How? By always playing a devils advocate - "why" and "why not" If you stop questioning and just accept what is being told to you - you stop learning and cease to become a Tester...


Sunday, February 12, 2006

Shrini at STEP IN Posted by Picasa

Tips for Developer Testing ....

Do stop by at this blog post to get Braidy tester Michael Hunter (Microsoft) tips for Developer Testing ...


In quest of automation tools ...

As automation is catching up like wild fire in software testing field – people are frantically searching for cost efficient ways to do automation. Some cash rich companies are investing in industry standard and proven automation solutions from leading tools vendors like Mercury, Rational, Compuware and Segue – other “not_so_rich” companies are struggling around “open source” free tools. Some of the product companies like Microsoft, CISCO – invest in developing their own in house tools. So, broadly we have three categories of automation tools in testing – Commercial automation tools, Open source tools and in-house tools. The first two are available to testing community at large. The information about commercial tools is rather well known and is available at respective websites

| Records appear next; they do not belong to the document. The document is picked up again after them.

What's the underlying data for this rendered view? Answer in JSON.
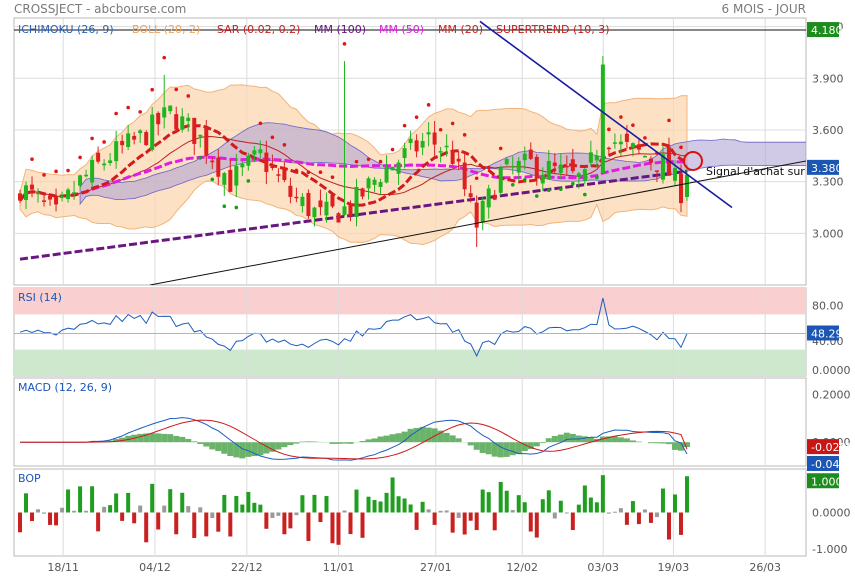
{
  "header": {
    "title": "CROSSJECT - abcbourse.com",
    "period": "6 MOIS - JOUR"
  },
  "colors": {
    "frame": "#b9b9b9",
    "grid": "#dcdcdc",
    "ichimoku_cloud": "#a99fd4",
    "boll_band": "#fbd7b0",
    "boll_mid": "#c11e1e",
    "sar_dots": "#e11717",
    "sar_dots_green": "#14a214",
    "mm100": "#6a1680",
    "mm50": "#e21ce2",
    "mm20": "#d01c1c",
    "up_candle": "#1fb51f",
    "down_candle": "#dd1f1f",
    "rsi_line": "#1d5ebf",
    "rsi_overbought_band": "#f9cfcf",
    "rsi_oversold_band": "#cde8cd",
    "macd_line": "#1d5ebf",
    "signal_line": "#cc1a1a",
    "macd_hist": "#6bb26b",
    "bop_up": "#1f9e1f",
    "bop_down": "#c92020",
    "bop_neutral": "#9a9a9a",
    "trend_line": "#111111",
    "down_trend_line": "#1a1aa5",
    "highlight_circle": "#e01010",
    "price_label_dark": "#0b0b0b",
    "price_label_green": "#1c8c1c",
    "label_blue": "#1b56b5",
    "label_red": "#c81515"
  },
  "chart_data": [
    {
      "type": "candlestick",
      "legend": [
        {
          "label": "ICHIMOKU (26, 9)",
          "color": "#2b62b7"
        },
        {
          "label": "BOLL (20, 2)",
          "color": "#efa55b"
        },
        {
          "label": "SAR (0.02, 0.2)",
          "color": "#c91d1d"
        },
        {
          "label": "MM (100)",
          "color": "#6a1680"
        },
        {
          "label": "MM (50)",
          "color": "#e21ce2"
        },
        {
          "label": "MM (20)",
          "color": "#c91d1d"
        },
        {
          "label": "SUPERTREND (10, 3)",
          "color": "#c91d1d"
        }
      ],
      "y_ticks": [
        "3.000",
        "3.300",
        "3.600",
        "3.900",
        "4.200"
      ],
      "ylim": [
        2.7,
        4.25
      ],
      "last_price": "3.380",
      "resistance_label": "4.180",
      "resistance_value": 4.18,
      "annotation": "Signal d'achat sur",
      "x_ticks": [
        "18/11",
        "04/12",
        "22/12",
        "11/01",
        "27/01",
        "12/02",
        "03/03",
        "19/03",
        "26/03"
      ],
      "candles_count": 112
    },
    {
      "type": "line",
      "name": "RSI (14)",
      "y_ticks": [
        "40.00",
        "80.00"
      ],
      "bottom_tick": "0.0000",
      "ylim": [
        0,
        100
      ],
      "last_value": "48.29",
      "overbought": 70,
      "oversold": 30
    },
    {
      "type": "line",
      "name": "MACD (12, 26, 9)",
      "y_ticks": [
        "0.2000",
        "0.0000"
      ],
      "ylim": [
        -0.1,
        0.27
      ],
      "macd_last": "-0.0494",
      "signal_last": "-0.0290"
    },
    {
      "type": "bar",
      "name": "BOP",
      "y_ticks": [
        "0.0000",
        "-1.000"
      ],
      "ylim": [
        -1.2,
        1.2
      ],
      "last_value": "1.000"
    }
  ]
}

Mercury -

Compuware -

Rational -
(It is quite surprising to see that the information about "once highly popular automation tool" Rational Robot - has gone so deeper into IBM site - it is hardly visible link on IBM main site)

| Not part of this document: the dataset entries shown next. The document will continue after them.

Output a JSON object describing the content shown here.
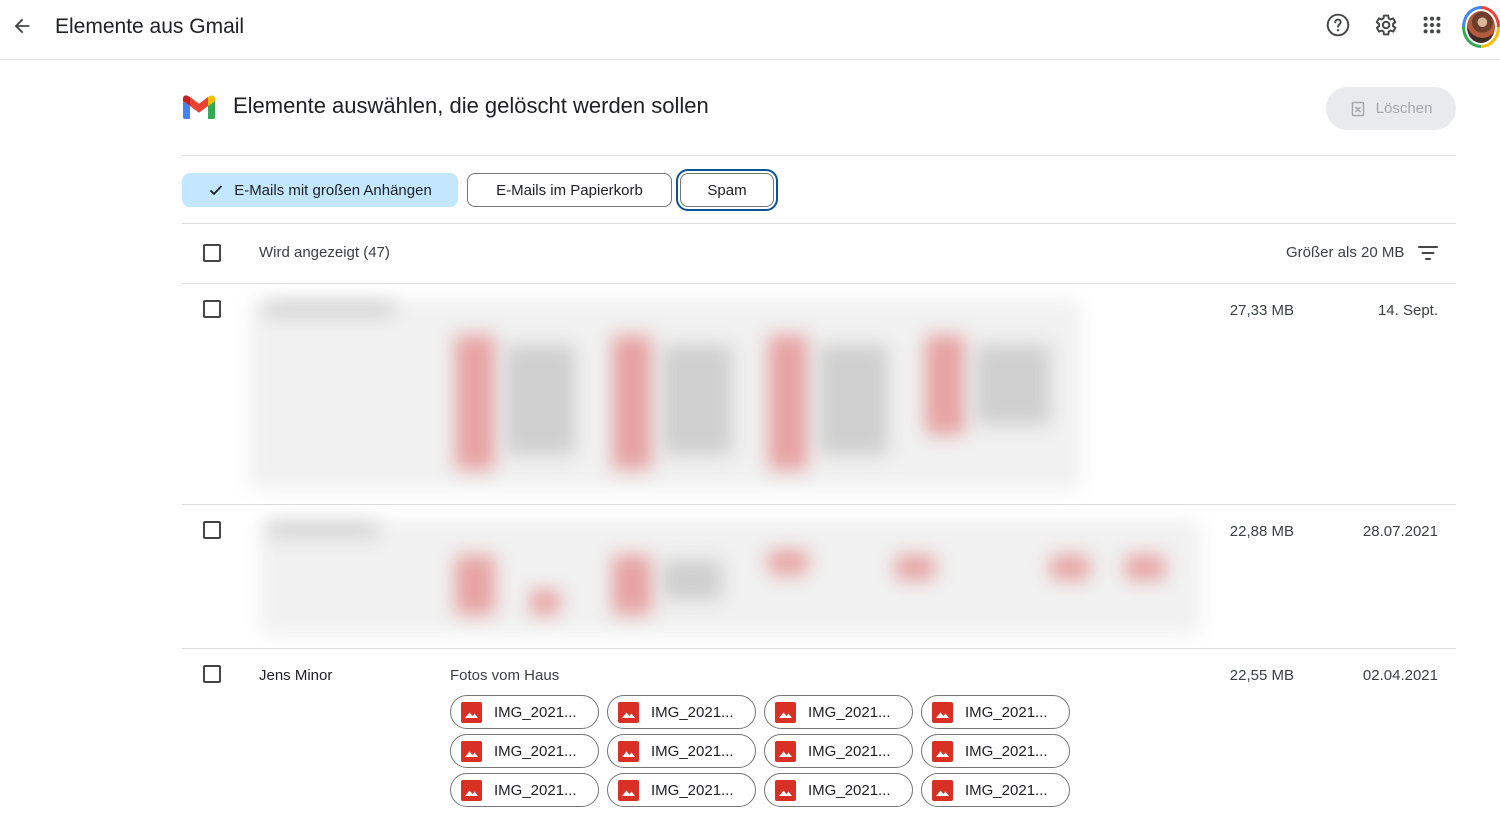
{
  "topbar": {
    "title": "Elemente aus Gmail",
    "back_icon": "arrow-back-icon",
    "help_icon": "help-icon",
    "settings_icon": "gear-icon",
    "apps_icon": "apps-grid-icon"
  },
  "header": {
    "title": "Elemente auswählen, die gelöscht werden sollen",
    "delete_label": "Löschen"
  },
  "chips": {
    "large_attachments": "E-Mails mit großen Anhängen",
    "trash": "E-Mails im Papierkorb",
    "spam": "Spam"
  },
  "list": {
    "showing_label": "Wird angezeigt (47)",
    "filter_label": "Größer als 20 MB",
    "rows": [
      {
        "size": "27,33 MB",
        "date": "14. Sept."
      },
      {
        "size": "22,88 MB",
        "date": "28.07.2021"
      },
      {
        "sender": "Jens Minor",
        "subject": "Fotos vom Haus",
        "size": "22,55 MB",
        "date": "02.04.2021",
        "attachments": [
          "IMG_2021...",
          "IMG_2021...",
          "IMG_2021...",
          "IMG_2021...",
          "IMG_2021...",
          "IMG_2021...",
          "IMG_2021...",
          "IMG_2021...",
          "IMG_2021...",
          "IMG_2021...",
          "IMG_2021...",
          "IMG_2021..."
        ]
      }
    ]
  },
  "colors": {
    "selected_chip": "#c2e7ff",
    "focus_outline": "#0b5394",
    "image_icon": "#d93025"
  }
}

Segue -

Here are some free tools on web (a partial list based on my own searching of such free tools).

1. Watir – Web application testing in Ruby
2. Watir Web Recorder -
3. Open source testing tools
(Note that these are “TESTING” tools not “AUTOMATION” tools)
4. Selenium- A test tool for web applications-
5. TestMaker – Framework for Test automation of web based applications and Web services.

This is ever growing list – Good thing is that more and more people are investing in developing Open source tools. This will build up pressure on Commercial automation tool vendor to offer tools that are cheaper price and rich in functionality.


Further on the road in becoming a finest software tester ...

One of my blog reader asked my views on things that a good tester should invest on and personal traits and qualities of a good tester. I did write about it at my blog in this post. Here is a sequel to it

1. First important thing become a great testers is to question. Question around you anything - be it Door Knob, Watch, your vehicle, your access card, your rice cooker, Gas stove, TV, cell phone. Get curious about everything around you. Find bugs in everything that you see. World is a giant software and is full of bugs. Find bugs there. Then finding them in software will become fun.

2. Powerful observation: can you observe things that others don’t see? Can you notice that little color fading on the billboard hoarding? Can you find error or mistake in Prime ministers reported speech? How about in annual report of Infosys or IBM? Be aware of anything around see deep into it. Smart testers find bugs by observing carefully and are always curious about things - they never stop.

3. Memory and analytical skills. Take tests or training to improve memory. Solve puzzles, play chess, Suduko, jigsaw puzzles. Few of these tricks are mentioned in this blog post.

4. Becoming a good tester should be your goal - "logging tonnes of bugs" or "getting expertise in automation" - will come as side effects - they will be natural to you. Remember - there are no shortcuts - be lifetime student of learning, questioning and observation.

Have you read articles from James Bach and Michael Bolton on Critical thinking? If not, they should be good beginning. Don’t expect immediate results. Depending upon how committed are you and how fast you get into the mode of questioning and observation - it could take about 1-2 years to call yourself a descent tester. That is my rough estimate.

Current industry trends focus on process, factory thinking and want to make testing as routine and predictable - real testing is always interesting, instantaneous and dynamic. You can not do good testing by a following a “pre-laid out list” - You need to think.